But their study didn’t contradict what COVID-19 is; it merely reported on how the disease can damage lungs.
The pathologists examined the lung tissues of 38 COVID-19 patients who died in hospitals in northern Italy. They concluded that “the virus remains in lung tissue for many days, even if in small quantities, possibly being the trigger of the mechanism that leads to and feeds lung damage.”
One of the pathologists on the study, Dr. Aurelio Sonzogni of Papa Giovanni XXIII Hospital in Bergamo, confirmed to PolitiFact that the study does not contradict the fact that COVID-19 is a virus that cannot be treated with antibiotics. Rather, his study found that lung damage caused by blood clots is one possible effect of COVID-19. The study has been accepted for publication in The Lancet Infectious Diseases, a London-based medical journal, he said.

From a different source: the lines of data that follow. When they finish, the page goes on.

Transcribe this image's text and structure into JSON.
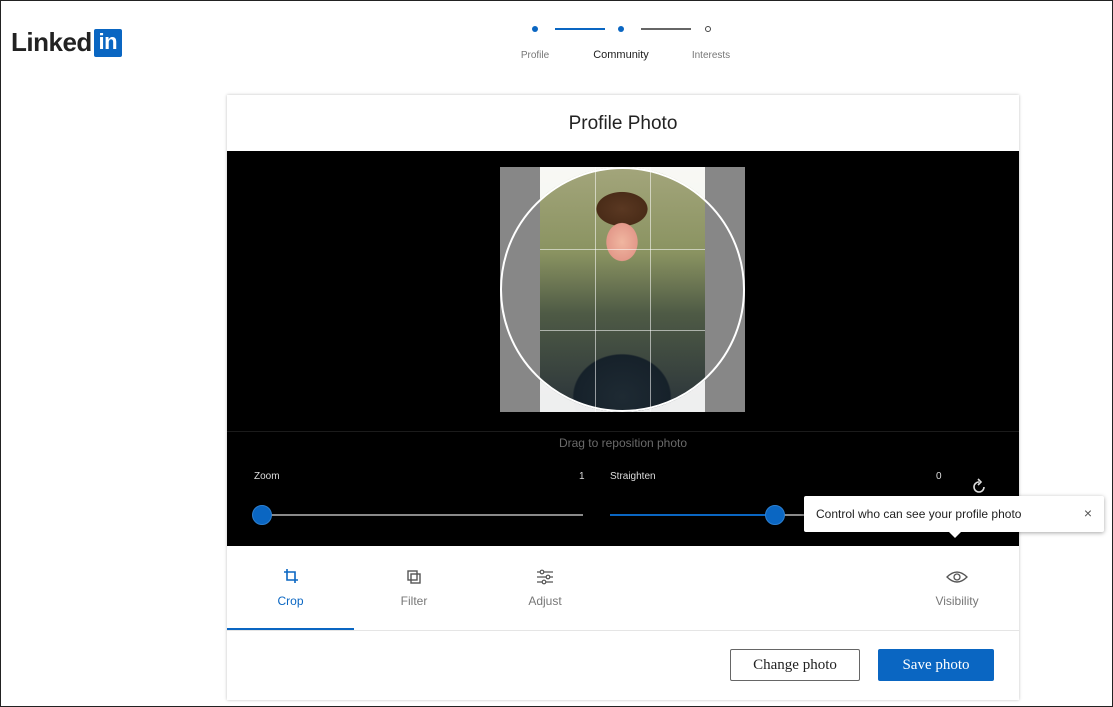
{
  "brand": {
    "wordmark": "Linked",
    "badge": "in",
    "color": "#0a66c2"
  },
  "stepper": {
    "steps": [
      {
        "label": "Profile",
        "state": "done"
      },
      {
        "label": "Community",
        "state": "current"
      },
      {
        "label": "Interests",
        "state": "todo"
      }
    ]
  },
  "dialog": {
    "title": "Profile Photo",
    "drag_hint": "Drag to reposition photo",
    "zoom": {
      "label": "Zoom",
      "value": "1",
      "level": 0.0
    },
    "straighten": {
      "label": "Straighten",
      "value": "0",
      "level": 0.5
    },
    "tabs": [
      {
        "label": "Crop",
        "icon": "crop-icon",
        "active": true
      },
      {
        "label": "Filter",
        "icon": "filter-icon",
        "active": false
      },
      {
        "label": "Adjust",
        "icon": "adjust-icon",
        "active": false
      },
      {
        "label": "Visibility",
        "icon": "eye-icon",
        "active": false
      }
    ],
    "buttons": {
      "change": "Change photo",
      "save": "Save photo"
    }
  },
  "tooltip": {
    "text": "Control who can see your profile photo",
    "close": "×"
  }
}
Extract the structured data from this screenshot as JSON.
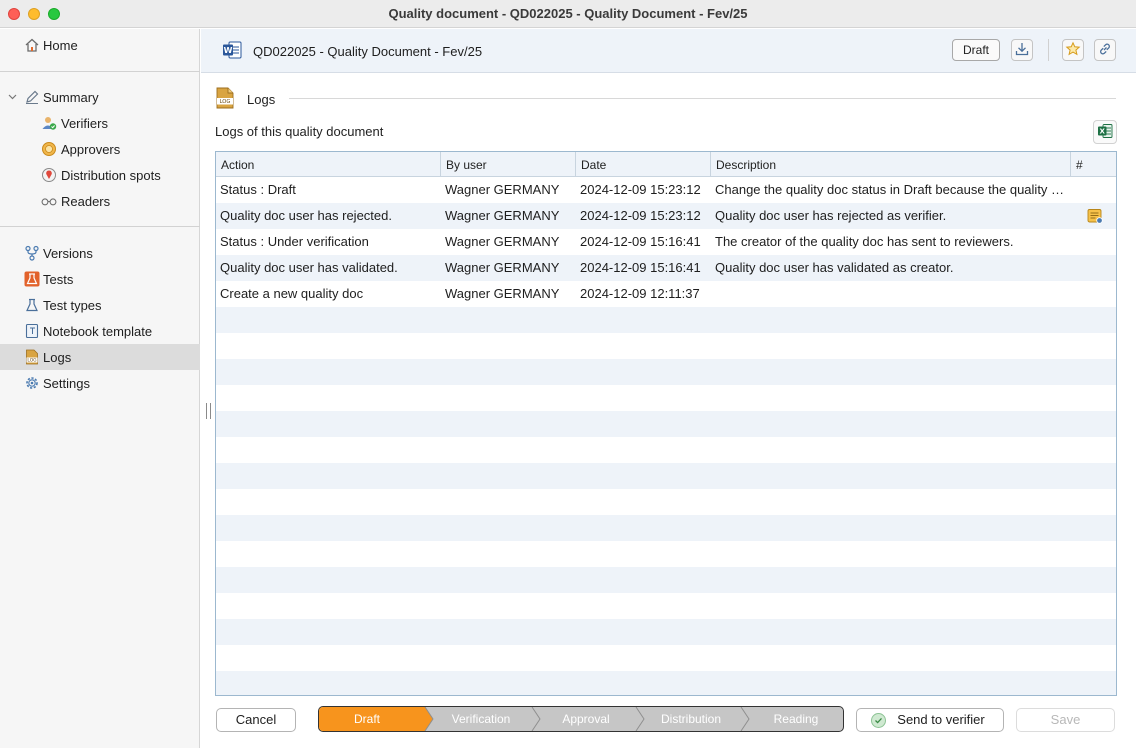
{
  "window": {
    "title": "Quality document - QD022025 - Quality Document - Fev/25"
  },
  "sidebar": {
    "home": "Home",
    "summary": "Summary",
    "summary_children": [
      "Verifiers",
      "Approvers",
      "Distribution spots",
      "Readers"
    ],
    "items": [
      "Versions",
      "Tests",
      "Test types",
      "Notebook template",
      "Logs",
      "Settings"
    ],
    "selected": "Logs"
  },
  "header": {
    "doc_title": "QD022025 - Quality Document - Fev/25",
    "status": "Draft",
    "icons": [
      "download-icon",
      "star-icon",
      "link-icon"
    ]
  },
  "section": {
    "title": "Logs",
    "subtitle": "Logs of this quality document"
  },
  "table": {
    "columns": [
      "Action",
      "By user",
      "Date",
      "Description",
      "#"
    ],
    "rows": [
      {
        "action": "Status : Draft",
        "user": "Wagner GERMANY",
        "date": "2024-12-09 15:23:12",
        "description": "Change the quality doc status in Draft because the quality doc user has rejected as verifier.",
        "note": false
      },
      {
        "action": "Quality doc user has rejected.",
        "user": "Wagner GERMANY",
        "date": "2024-12-09 15:23:12",
        "description": "Quality doc user has rejected as verifier.",
        "note": true
      },
      {
        "action": "Status : Under verification",
        "user": "Wagner GERMANY",
        "date": "2024-12-09 15:16:41",
        "description": "The creator of the quality doc has sent to reviewers.",
        "note": false
      },
      {
        "action": "Quality doc user has validated.",
        "user": "Wagner GERMANY",
        "date": "2024-12-09 15:16:41",
        "description": "Quality doc user has validated as creator.",
        "note": false
      },
      {
        "action": "Create a new quality doc",
        "user": "Wagner GERMANY",
        "date": "2024-12-09 12:11:37",
        "description": "",
        "note": false
      }
    ]
  },
  "footer": {
    "cancel": "Cancel",
    "stages": [
      "Draft",
      "Verification",
      "Approval",
      "Distribution",
      "Reading"
    ],
    "active_stage": "Draft",
    "send": "Send to verifier",
    "save": "Save"
  },
  "colors": {
    "active_stage": "#f7941d",
    "inactive_stage": "#c6c6c6",
    "header_bg": "#eef3f9",
    "selection": "#dcdcdc"
  }
}
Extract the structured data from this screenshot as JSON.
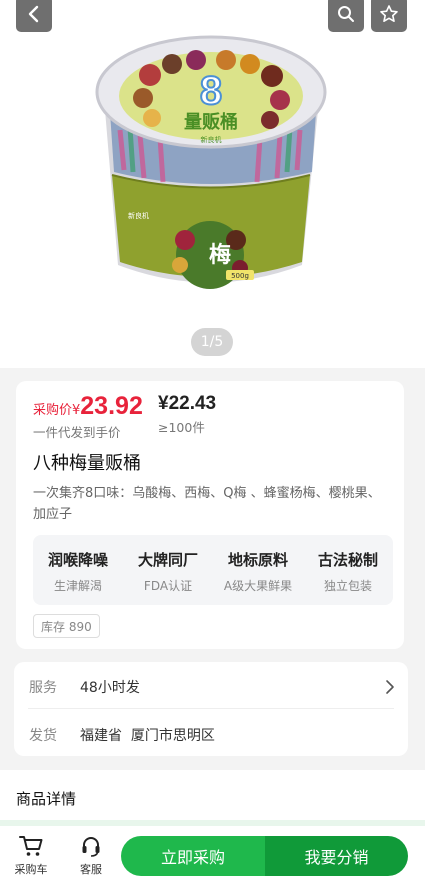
{
  "hero": {
    "pager": "1/5",
    "product_image": {
      "lid_number": "8",
      "lid_text": "量贩桶",
      "brand": "新良机",
      "label_char": "梅",
      "label_weight": "500g"
    }
  },
  "price": {
    "purchase_label": "采购价¥",
    "purchase_value": "23.92",
    "purchase_sub": "一件代发到手价",
    "bulk_value": "¥22.43",
    "bulk_sub": "≥100件"
  },
  "product": {
    "title": "八种梅量贩桶",
    "description": "一次集齐8口味：乌酸梅、西梅、Q梅 、蜂蜜杨梅、樱桃果、加应子",
    "features": [
      {
        "title": "润喉降噪",
        "sub": "生津解渴"
      },
      {
        "title": "大牌同厂",
        "sub": "FDA认证"
      },
      {
        "title": "地标原料",
        "sub": "A级大果鲜果"
      },
      {
        "title": "古法秘制",
        "sub": "独立包装"
      }
    ],
    "stock": "库存 890"
  },
  "service": {
    "service_label": "服务",
    "service_value": "48小时发",
    "ship_label": "发货",
    "ship_value": "福建省  厦门市思明区"
  },
  "details": {
    "title": "商品详情"
  },
  "bottom": {
    "cart_label": "采购车",
    "support_label": "客服",
    "buy_label": "立即采购",
    "distribute_label": "我要分销"
  },
  "colors": {
    "price_red": "#e8233b",
    "brand_green": "#1fb84c",
    "brand_green_dark": "#109a39"
  },
  "icons": [
    "back-arrow-icon",
    "search-icon",
    "star-icon",
    "chevron-right-icon",
    "cart-icon",
    "headset-icon"
  ]
}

“Autopsies prove that COVID-19 is” a blood clot, not pneumonia, “and ought to be fought with antibiotics,” a Facebook post claimed,” and the whole world has been wrong in treating the “so-called” pandemic.
The novel coronavirus that causes the disease COVID-19 is a virus. Viruses do not respond to antibiotic treatment; antibiotics only work on bacterial infections.
COVID-19 is primarily a respiratory illness that in some cases causes pneumonia. Another effect, according to the autopsies in Italy, is lung damage caused by blood clotting.
The post is false and ridiculous — Pants on Fire.
Email, Dr. Aurelio Sonzogni, Department of Pathology, Papa Giovanni XXIII Hospital, Bergamo, Italy, May 19, 2020
National Heart, Lung and Blood Institute, “Disseminated Intravascular Coagulation,” Oct. 8, 2019
Poynter Institute, “We’ve published more than 5,000 fact-checks about the coronavirus. Here are the 5 most popular,” May 12, 2020
U.S. Centers for Disease Control and Prevention, “Coronavirus Disease 2019 Basics,” May 12, 2020
World Health Organization, “Coronavirus,” accessed May 19, 2020
Verificado, “False that COVID-19 is just a thrombosis,” April 17, 2020
FullFact.org, “This post about Covid-19 and blood clotting conditions contains inaccuracies,” May 7, 2020
Redacción Médica, “Coronavirus: conclusiones de las primeras autopsias en muertos con Covid-19,” April 23, 2020
Animal Politico, “No, COVID is not a thrombosis that must be treated with antibiotics,” April 21, 2020
MedRxiv.org, “Pulmonary post-mortem findings in a large series of COVID-19 cases from Northern Italy,” April 19, 2020
The Conversation, “What the coronavirus does to your body that makes it so deadly,” April 2, 2020
U.S. Food and Drug Administration, “Coronavirus Disease 2019 (COVID-19) Frequently Asked Questions,” May 18, 2020